- It is home to almost 29 million people and consists of three main ethnic groups
- Ethnic Malays make up 60 percent of the population
- They are the most dominant group in politics
- Ethnic Chinese who form around a quarter of the population are the second biggest group
- The Chinese are the wealthiest community in Malaysia and hold the economic power
- Indians and indigenous people make up the rest
Inside Story, with presenter Hazem Sika, discusses the changing political landscape in Malaysia with guests: Yin Shao Loong, a research director at the Institut Rakyat, who is also the author of the New Malaysian essays; Bunn Nagara, a senior fellow at the Institute of Strategic and International Studies (ISIS); and Michael Vatikiotis, the Asia director at the Centre for Humanitarian Dialogue.
"I think both coalitions are composed of strange bedfellows - to use that term - the coalition governments in Malaysia are always difficult to manage. If the Pakatan opposition coalition does win a slender majority, I think we are going to see alot of horse-trading in the weeks before a government can be formed and it may not be a done deal."

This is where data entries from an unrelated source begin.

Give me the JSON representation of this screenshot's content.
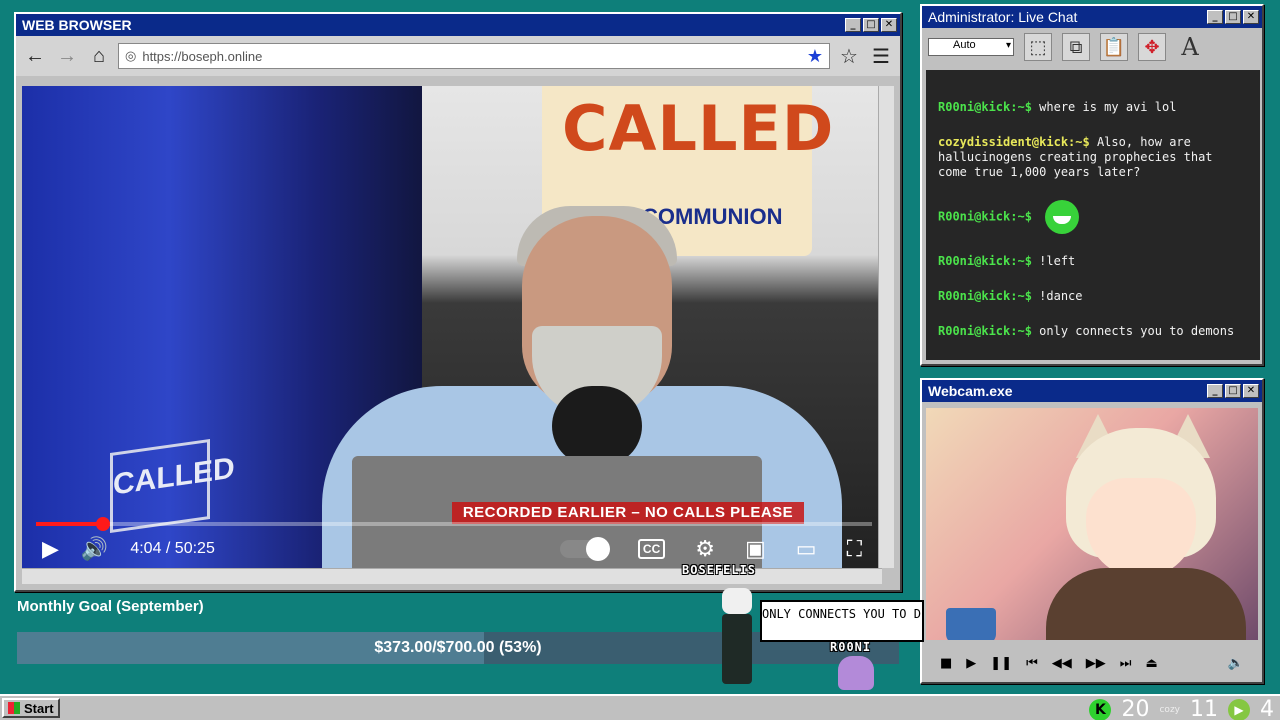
{
  "browser": {
    "title": "WEB BROWSER",
    "url": "https://boseph.online",
    "video": {
      "sign_text": "CALLED",
      "sign_subtext": "COMMUNION",
      "logo_text": "CALLED",
      "overlay_text": "RECORDED EARLIER  –  NO CALLS PLEASE",
      "time": "4:04 / 50:25",
      "progress": 0.08,
      "cc_label": "CC"
    }
  },
  "chat": {
    "title": "Administrator: Live Chat",
    "font_select": "Auto",
    "messages": [
      {
        "user": "R00ni@kick:~$",
        "text": "where is my avi lol",
        "color": "green"
      },
      {
        "user": "cozydissident@kick:~$",
        "text": "Also, how are hallucinogens creating prophecies that come true 1,000 years later?",
        "color": "yellow"
      },
      {
        "user": "R00ni@kick:~$",
        "text": "",
        "color": "green",
        "emote": true
      },
      {
        "user": "R00ni@kick:~$",
        "text": "!left",
        "color": "green"
      },
      {
        "user": "R00ni@kick:~$",
        "text": "!dance",
        "color": "green"
      },
      {
        "user": "R00ni@kick:~$",
        "text": "only connects you to demons",
        "color": "green"
      }
    ]
  },
  "webcam": {
    "title": "Webcam.exe"
  },
  "goal": {
    "title": "Monthly Goal (September)",
    "text": "$373.00/$700.00 (53%)",
    "progress": 0.53
  },
  "avatars": {
    "name1": "BOSEFELIS",
    "speech": "ONLY CONNECTS YOU TO DEMONS",
    "name2": "R00NI"
  },
  "taskbar": {
    "start_label": "Start",
    "count1": "20",
    "count2": "11",
    "count3": "4",
    "kick_label": "K",
    "cozy_label": "cozy"
  },
  "colors": {
    "desktop": "#0e7f7a",
    "titlebar": "#0a2a8a",
    "accent_red": "#ff1a1a",
    "chat_green": "#4be34b"
  }
}
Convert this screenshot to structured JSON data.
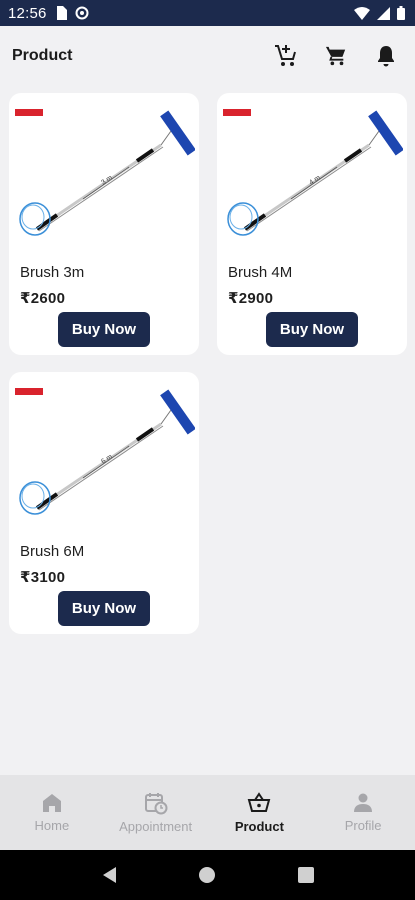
{
  "status_bar": {
    "time": "12:56",
    "icons": [
      "sim-card-icon",
      "data-saver-icon",
      "wifi-icon",
      "signal-icon",
      "battery-icon"
    ]
  },
  "header": {
    "title": "Product",
    "icons": [
      "cart-add-icon",
      "cart-icon",
      "bell-icon"
    ]
  },
  "products": [
    {
      "name": "Brush 3m",
      "price": "₹2600",
      "button": "Buy Now",
      "length_label": "3 m"
    },
    {
      "name": "Brush 4M",
      "price": "₹2900",
      "button": "Buy Now",
      "length_label": "4 m"
    },
    {
      "name": "Brush 6M",
      "price": "₹3100",
      "button": "Buy Now",
      "length_label": "6 m"
    }
  ],
  "bottom_nav": {
    "items": [
      {
        "label": "Home",
        "icon": "home-icon",
        "active": false
      },
      {
        "label": "Appointment",
        "icon": "calendar-clock-icon",
        "active": false
      },
      {
        "label": "Product",
        "icon": "basket-icon",
        "active": true
      },
      {
        "label": "Profile",
        "icon": "person-icon",
        "active": false
      }
    ]
  },
  "colors": {
    "primary": "#1c2a4d",
    "background": "#f1f1f3",
    "card": "#ffffff",
    "inactive": "#a6a6aa",
    "brush_blue": "#1d46b0"
  }
}
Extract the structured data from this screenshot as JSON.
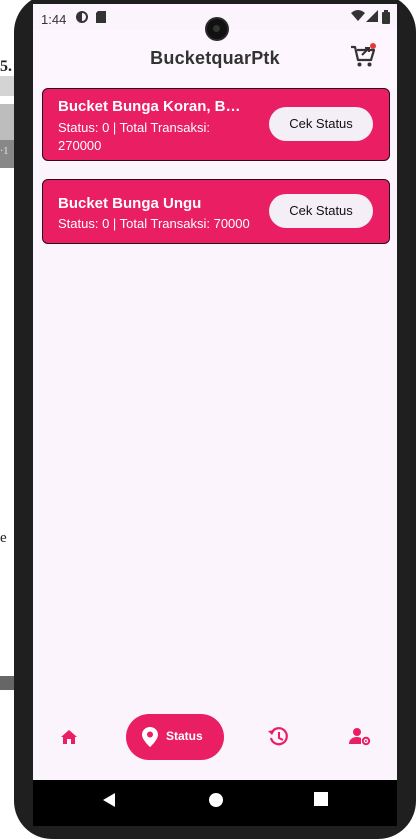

Michael Vatikiotis, the Asia director for the Centre for Humanitarian Dialogue
Source: Al Jazeera